Thai tapas? I admit I was dubious when this restaurant first opened in Neutral Bay a few years ago. Was it going to be fusion? If it was, how could the strong Thai flavours successfully work with Western cuisine?
Now before I carry on and risk sounding like like a food-blogging tosser, let me deviate for a paragraph or two and qualify my intentions for writing about restaurants. I do not tout myself as a restaurant expert or gourmand and therefore have no desire to review restaurants as if I were. I like to write. I like to eat. So I'm going to write about what I like to eat.
Make no mistake though. I am writing about restaurants for selfish reasons. I'm only writing about restaurants I like. I want to spread the good word about them because I want them to stay in business and keep ME happy! I cannot count the number of times I've bemoaned the closure of a restaurant I love and repented too late, "if only I'd gone there more often," "if only I'd taken more people there." MoVida, Sel et Poivre, Japaz, Tomislav, Chez Rene, Uchi Lounge- RIP.
Dining blog mission statement done. Back to Yok Thai.
In my humble opinion, mixing cuisines can lead to calamity or something heavenly if done with a deft palate. The grey areas don't taste good. Japanese cuisine lends itself well to fusion largely because its mild flavours can benefit from being uplifted by Peruvian flavours Nobu-style or complimented by French flavours and techniques the way Tetsuya does it. But super aromatic Thai cuisine with lots of chillies? Hmm...
Then there's the tapas description. If by tapas they mean small dishes to be shared, can they pull it off and really go beyond curry puffs and spring rolls? Or will it be a glorified Thai mixed entree but on separate plates?
These misgivings and the sad fact that the restaurant's main view is a brightly fluorescent Woolworth's store across the road meant it took me me several months before venturing to make a booking.
Twelve months later and we've taken at least 10 different groups of people who've all wanted to go back. That doesn't include those other times Mr B and I have just popped in for a quick dinner - and picked up some toiletries or a packet of mint slice at Woolies, so the proximity has its perks.
Yok Thai does fusion lightly and wisely. The large tapas menu mixes Thai cuisine with flavours from China, Japan, Italy, South America and France. You can expect salmon ceviche, Thai seasoned fries, steamed scallop & pork belly wonton and stuffed zucchini flowers. Don't miss the twice-cooked pork belly that has been slow-cooked to melt in your mouth but only after it has been crisped up in a light golden batter and tossed in a sweet savoury sauce.
There are a lot of dishes that are still unadulteratedly Thai like curries, satay sticks, fish cakes and stir-fries and Yok Thai does them well.
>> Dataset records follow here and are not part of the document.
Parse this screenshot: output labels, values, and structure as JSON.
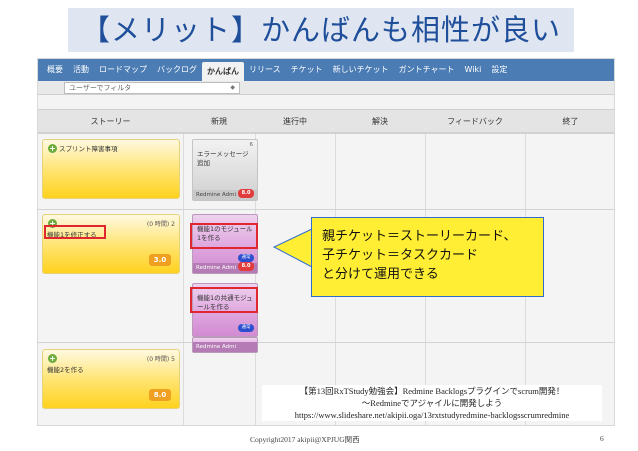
{
  "slide": {
    "title": "【メリット】かんばんも相性が良い",
    "copyright": "Copyright2017 akipii@XPJUG関西",
    "page_number": "6"
  },
  "menu": {
    "items": [
      "概要",
      "活動",
      "ロードマップ",
      "バックログ",
      "かんばん",
      "リリース",
      "チケット",
      "新しいチケット",
      "ガントチャート",
      "Wiki",
      "設定"
    ],
    "active_index": 4
  },
  "filter": {
    "value": "ユーザーでフィルタ",
    "caret": "◆"
  },
  "columns": [
    "ストーリー",
    "新規",
    "進行中",
    "解決",
    "フィードバック",
    "終了"
  ],
  "stories": [
    {
      "title": "スプリント障害事項",
      "hours": "",
      "subtitle": "",
      "points": ""
    },
    {
      "title": "",
      "hours": "(0 時間) 2",
      "subtitle": "機能1を修正する",
      "points": "3.0"
    },
    {
      "title": "",
      "hours": "(0 時間) 5",
      "subtitle": "機能2を作る",
      "points": "8.0"
    }
  ],
  "tasks": [
    {
      "num": "6",
      "text": "エラーメッセージ追加",
      "assignee": "Redmine Admi",
      "badge": "8.0",
      "status": "",
      "color": "grey"
    },
    {
      "num": "",
      "text": "機能1のモジュール1を作る",
      "assignee": "Redmine Admi",
      "badge": "8.0",
      "status": "通常",
      "color": "purple"
    },
    {
      "num": "",
      "text": "機能1の共通モジュールを作る",
      "assignee": "",
      "badge": "",
      "status": "通常",
      "color": "purple"
    },
    {
      "num": "",
      "text": "",
      "assignee": "Redmine Admi",
      "badge": "",
      "status": "",
      "color": "purple"
    }
  ],
  "callout": {
    "line1": "親チケット＝ストーリーカード、",
    "line2": "子チケット＝タスクカード",
    "line3": "と分けて運用できる"
  },
  "reference": {
    "line1": "【第13回RxTStudy勉強会】Redmine Backlogsプラグインでscrum開発！",
    "line2": "～Redmineでアジャイルに開発しよう",
    "line3": "https://www.slideshare.net/akipii.oga/13rxtstudyredmine-backlogsscrumredmine"
  },
  "colors": {
    "menubar": "#4b7cb4",
    "story_card": "#ffe36b",
    "task_card": "#dda4dd",
    "highlight_border": "#e0262e",
    "callout_bg": "#ffee33",
    "callout_border": "#2e6ccd",
    "title_text": "#1f4e9a"
  }
}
But if all you want is regular Thai, kindly go somewhere else and free up some tables for the rest of us that go there for the tapas (or gub glam, meaning food eaten with alcohol).
Somehow having tapas feels more fun and sociable. You get to sample a bigger variety of food. You use your fingers more. You probably drink more and laugh more. Even the food looks fun. If that's not fun enough, you'll be pleased to know you can BYO and grab your wine from the bottle shop across the road. With the average tapas dish being around $15-$20, tapping your bank cards at the end of your meal won't hurt so much.
Yok Thai's fit-out reflects the same vibe. The space is dimly lit like a wine bar but with candles, wooden tables and dark cabinetry that cosy up the place. The eclectic mix of decor with only a faint whiff of hipster makes the atmosphere modern and lively.
A final note. I know I've gone on about the tapas - but if you're going to make an exception (which I often do but only for this), do it for the truffle fried rice. Please. How those ugly little lumps of fungus can transform so many dishes is a glorious mystery to me. Check it out at yokthaitapas.com.au and makes us all happy.
Back to TOP.